◆ TASK GOAL ◆
Scan the entries below and return each line that contains "with".

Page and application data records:
--

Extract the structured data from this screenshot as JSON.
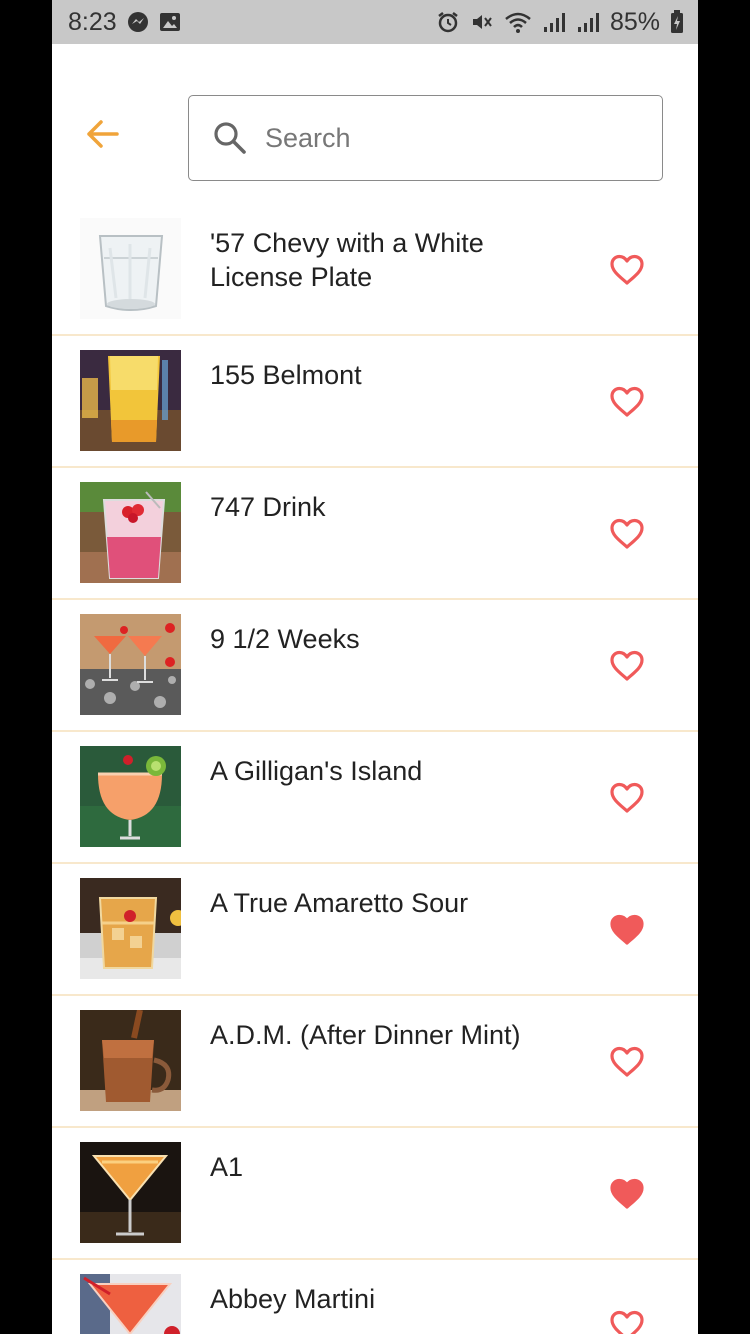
{
  "status_bar": {
    "time": "8:23",
    "battery": "85%",
    "icons_left": [
      "messenger-icon",
      "image-icon"
    ],
    "icons_right": [
      "alarm-icon",
      "mute-icon",
      "wifi-icon",
      "signal-icon",
      "signal-icon",
      "battery-icon"
    ]
  },
  "header": {
    "back_icon": "arrow-left-icon",
    "search_placeholder": "Search",
    "search_value": ""
  },
  "colors": {
    "accent": "#f0a43a",
    "heart": "#f05a5a",
    "divider": "#f8e8cc",
    "status_bar_bg": "#c8c8c8"
  },
  "drinks": [
    {
      "name": "'57 Chevy with a White License Plate",
      "favorite": false,
      "thumb": "glass-clear"
    },
    {
      "name": "155 Belmont",
      "favorite": false,
      "thumb": "tall-yellow"
    },
    {
      "name": "747 Drink",
      "favorite": false,
      "thumb": "pink-rocks"
    },
    {
      "name": "9 1/2 Weeks",
      "favorite": false,
      "thumb": "orange-cocktails"
    },
    {
      "name": "A Gilligan's Island",
      "favorite": false,
      "thumb": "peach-hurricane"
    },
    {
      "name": "A True Amaretto Sour",
      "favorite": true,
      "thumb": "amber-rocks"
    },
    {
      "name": "A.D.M. (After Dinner Mint)",
      "favorite": false,
      "thumb": "chocolate-mug"
    },
    {
      "name": "A1",
      "favorite": true,
      "thumb": "orange-martini"
    },
    {
      "name": "Abbey Martini",
      "favorite": false,
      "thumb": "red-martini"
    }
  ]
}
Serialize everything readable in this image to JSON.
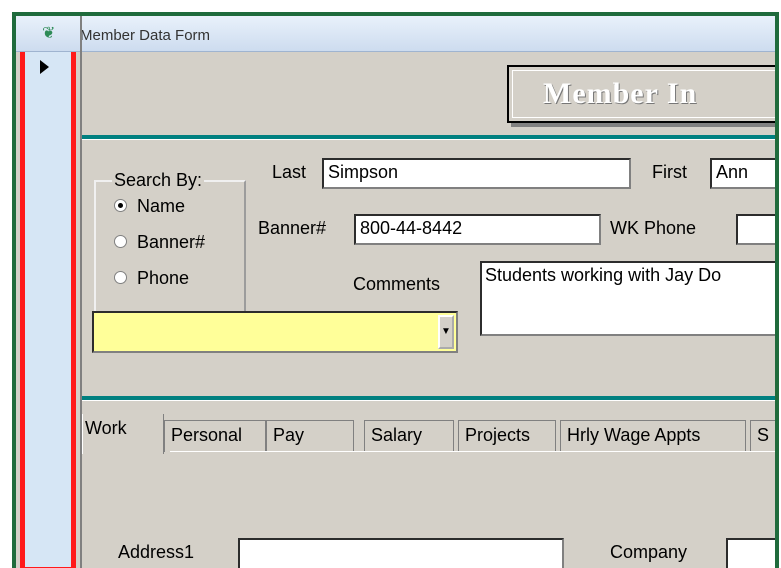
{
  "window": {
    "title": "Member Data Form"
  },
  "header": {
    "title": "Member In"
  },
  "search": {
    "group_label": "Search By:",
    "options": [
      "Name",
      "Banner#",
      "Phone"
    ],
    "selected": "Name",
    "combo_value": ""
  },
  "fields": {
    "last_label": "Last",
    "last_value": "Simpson",
    "first_label": "First",
    "first_value": "Ann",
    "banner_label": "Banner#",
    "banner_value": "800-44-8442",
    "wkphone_label": "WK Phone",
    "wkphone_value": "",
    "comments_label": "Comments",
    "comments_value": "Students working with Jay Do",
    "address1_label": "Address1",
    "address1_value": "",
    "company_label": "Company",
    "company_value": ""
  },
  "tabs": [
    "Work",
    "Personal",
    "Pay",
    "Salary",
    "Projects",
    "Hrly Wage Appts",
    "S"
  ],
  "colors": {
    "teal_rule": "#008080",
    "combo_bg": "#ffff99",
    "selector_highlight": "#ff1a1a",
    "frame": "#1f6b3c"
  }
}
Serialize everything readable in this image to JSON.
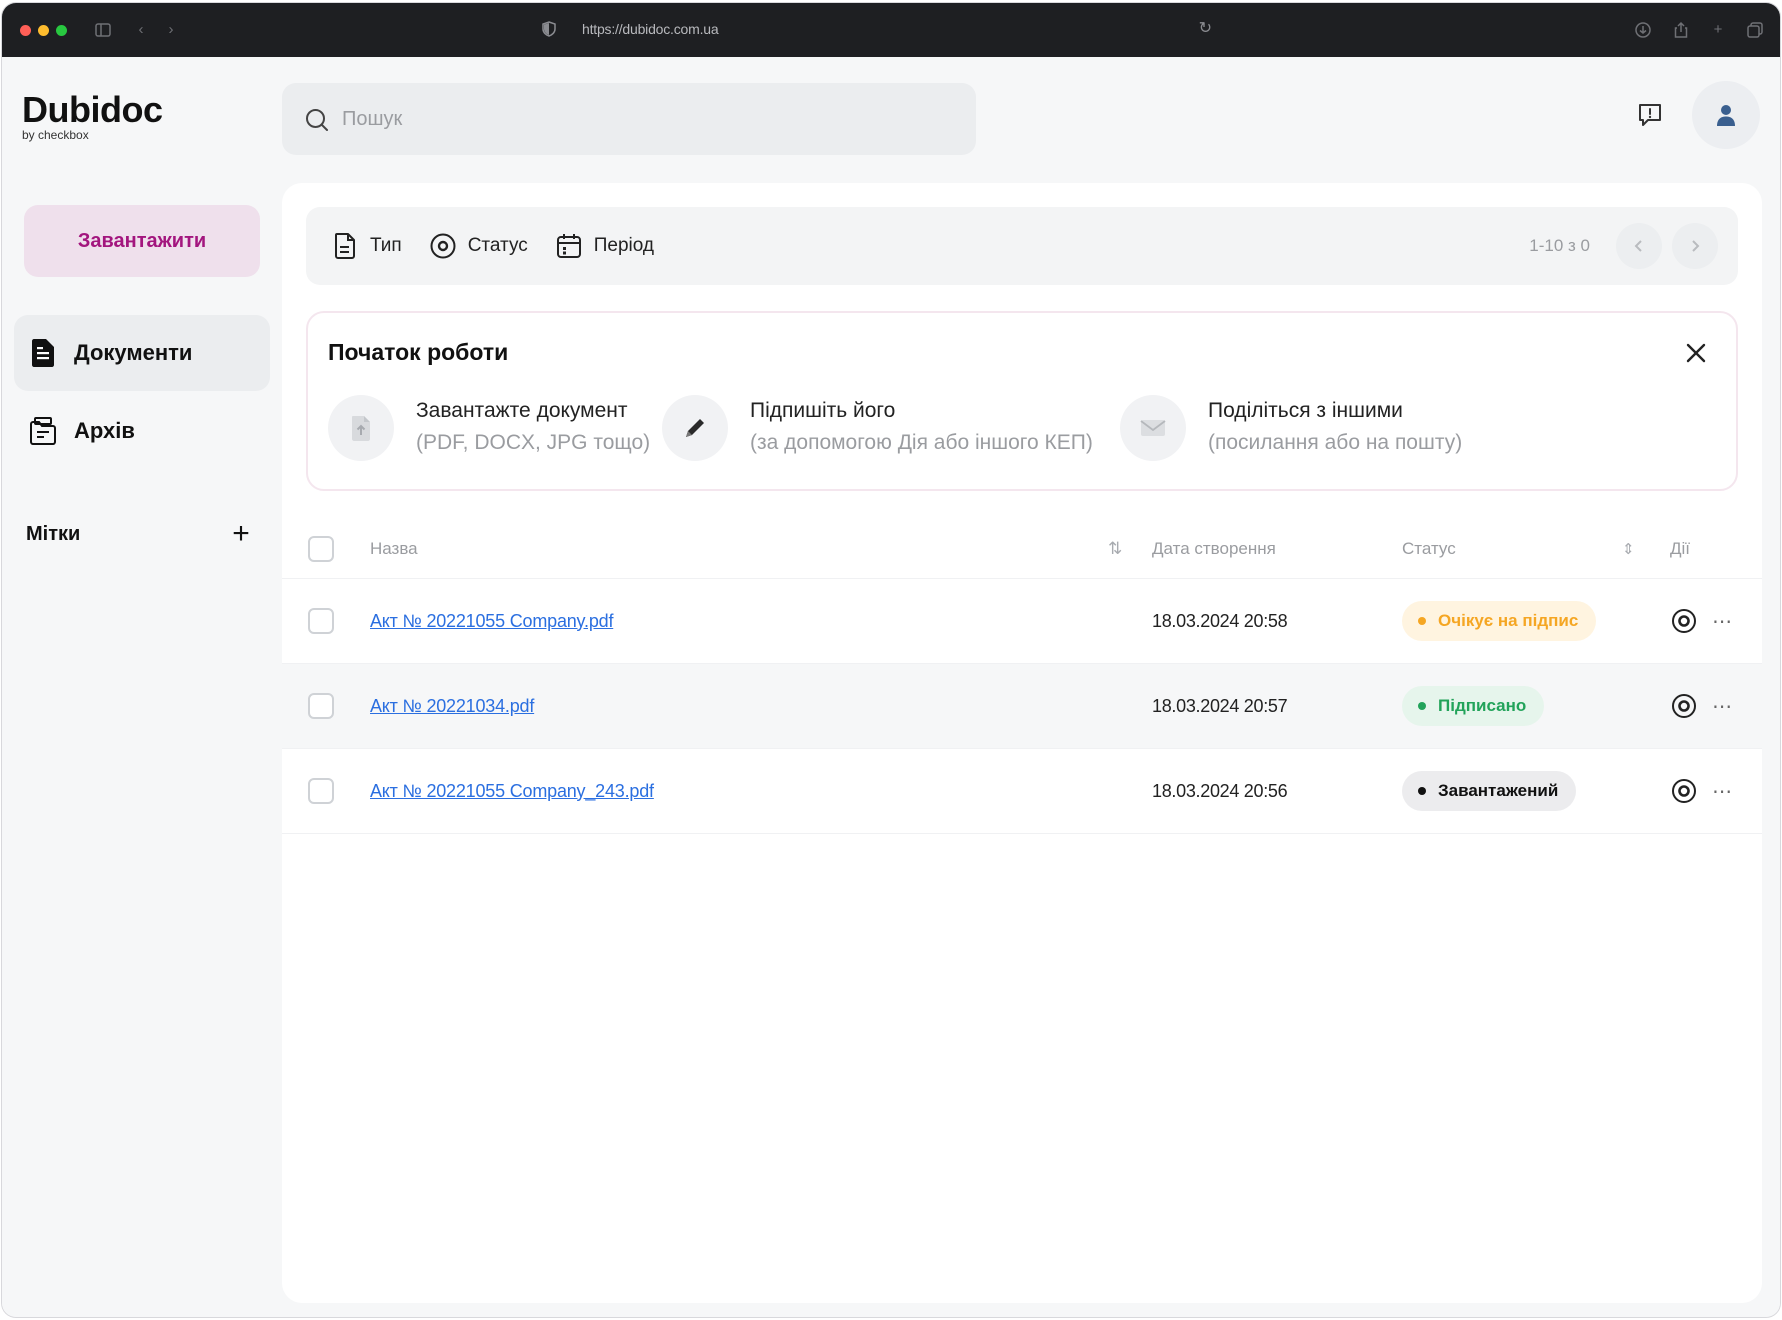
{
  "browser": {
    "url": "https://dubidoc.com.ua"
  },
  "logo": {
    "title": "Dubidoc",
    "subtitle": "by checkbox"
  },
  "search": {
    "placeholder": "Пошук"
  },
  "sidebar": {
    "upload_label": "Завантажити",
    "nav": [
      {
        "label": "Документи",
        "icon": "document-icon",
        "active": true
      },
      {
        "label": "Архів",
        "icon": "archive-icon",
        "active": false
      }
    ],
    "tags_title": "Мітки",
    "tags_add": "+"
  },
  "filters": {
    "items": [
      {
        "label": "Тип",
        "icon": "file-type-icon"
      },
      {
        "label": "Статус",
        "icon": "status-icon"
      },
      {
        "label": "Період",
        "icon": "calendar-icon"
      }
    ],
    "pager_text": "1-10 з 0"
  },
  "onboarding": {
    "title": "Початок роботи",
    "steps": [
      {
        "title": "Завантажте документ",
        "subtitle": "(PDF, DOCX, JPG тощо)",
        "icon": "upload-file-icon"
      },
      {
        "title": "Підпишіть його",
        "subtitle": "(за допомогою Дія або іншого КЕП)",
        "icon": "pen-icon"
      },
      {
        "title": "Поділіться з іншими",
        "subtitle": "(посилання або на пошту)",
        "icon": "mail-icon"
      }
    ]
  },
  "table": {
    "headers": {
      "name": "Назва",
      "date": "Дата створення",
      "status": "Статус",
      "actions": "Дії"
    },
    "rows": [
      {
        "name": "Акт № 20221055 Company.pdf",
        "date": "18.03.2024 20:58",
        "status": "Очікує на підпис",
        "status_color": "#f5a623",
        "status_bg": "#fff4e0"
      },
      {
        "name": "Акт № 20221034.pdf",
        "date": "18.03.2024 20:57",
        "status": "Підписано",
        "status_color": "#22a35a",
        "status_bg": "#e6f5ec"
      },
      {
        "name": "Акт № 20221055 Company_243.pdf",
        "date": "18.03.2024 20:56",
        "status": "Завантажений",
        "status_color": "#111111",
        "status_bg": "#ececee"
      }
    ]
  },
  "colors": {
    "accent": "#a3167e",
    "accent_bg": "#efe0ec",
    "link": "#2b6fe0"
  }
}
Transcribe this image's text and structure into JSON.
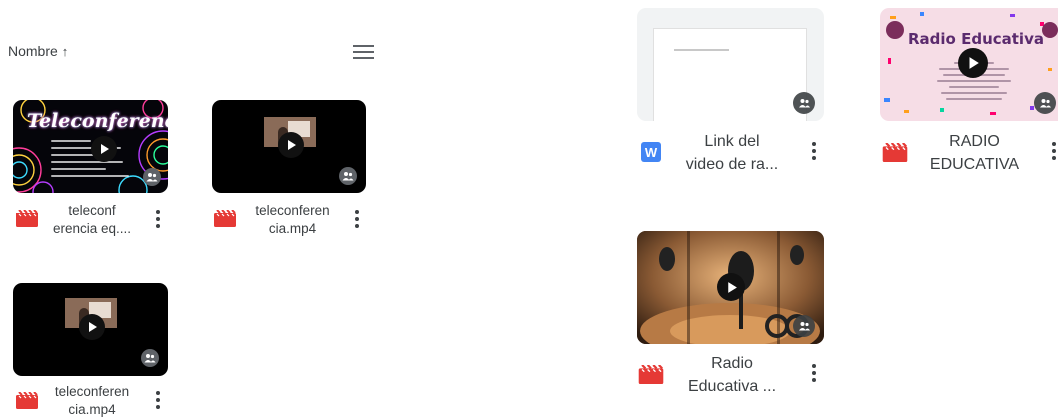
{
  "header": {
    "sort_label": "Nombre",
    "sort_arrow": "↑",
    "view_icon": "list-view-icon"
  },
  "files_left": [
    {
      "name_line1": "teleconf",
      "name_line2": "erencia eq....",
      "type_icon": "video-file-icon",
      "thumb_title": "Teleconferencia"
    },
    {
      "name_line1": "teleconferen",
      "name_line2": "cia.mp4",
      "type_icon": "video-file-icon"
    },
    {
      "name_line1": "teleconferen",
      "name_line2": "cia.mp4",
      "type_icon": "video-file-icon"
    }
  ],
  "files_right": [
    {
      "name_line1": "Link del",
      "name_line2": "video de ra...",
      "type_icon": "word-doc-icon",
      "type_letter": "W"
    },
    {
      "name_line1": "RADIO",
      "name_line2": "EDUCATIVA",
      "type_icon": "video-file-icon",
      "thumb_title": "Radio Educativa"
    },
    {
      "name_line1": "Radio",
      "name_line2": "Educativa ...",
      "type_icon": "video-file-icon"
    }
  ],
  "colors": {
    "video_icon": "#e53935",
    "word_icon": "#4285f4",
    "text": "#3c4043",
    "badge": "#5f6368"
  }
}
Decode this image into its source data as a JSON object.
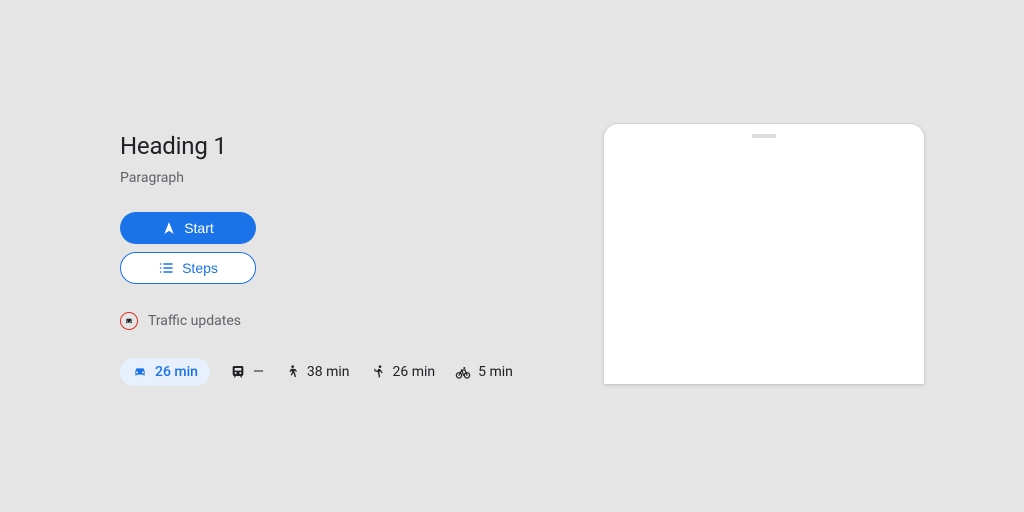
{
  "header": {
    "heading": "Heading 1",
    "paragraph": "Paragraph"
  },
  "buttons": {
    "start_label": "Start",
    "steps_label": "Steps"
  },
  "updates_label": "Traffic updates",
  "modes": {
    "drive_time": "26 min",
    "transit_time": "—",
    "walk_time": "38 min",
    "ride_time": "26 min",
    "bike_time": "5 min"
  }
}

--

◆ RESPONSE ◆
      "name": "'57 Chevy with a White License Plate",
    "comments_value": "Students working with Jay Do",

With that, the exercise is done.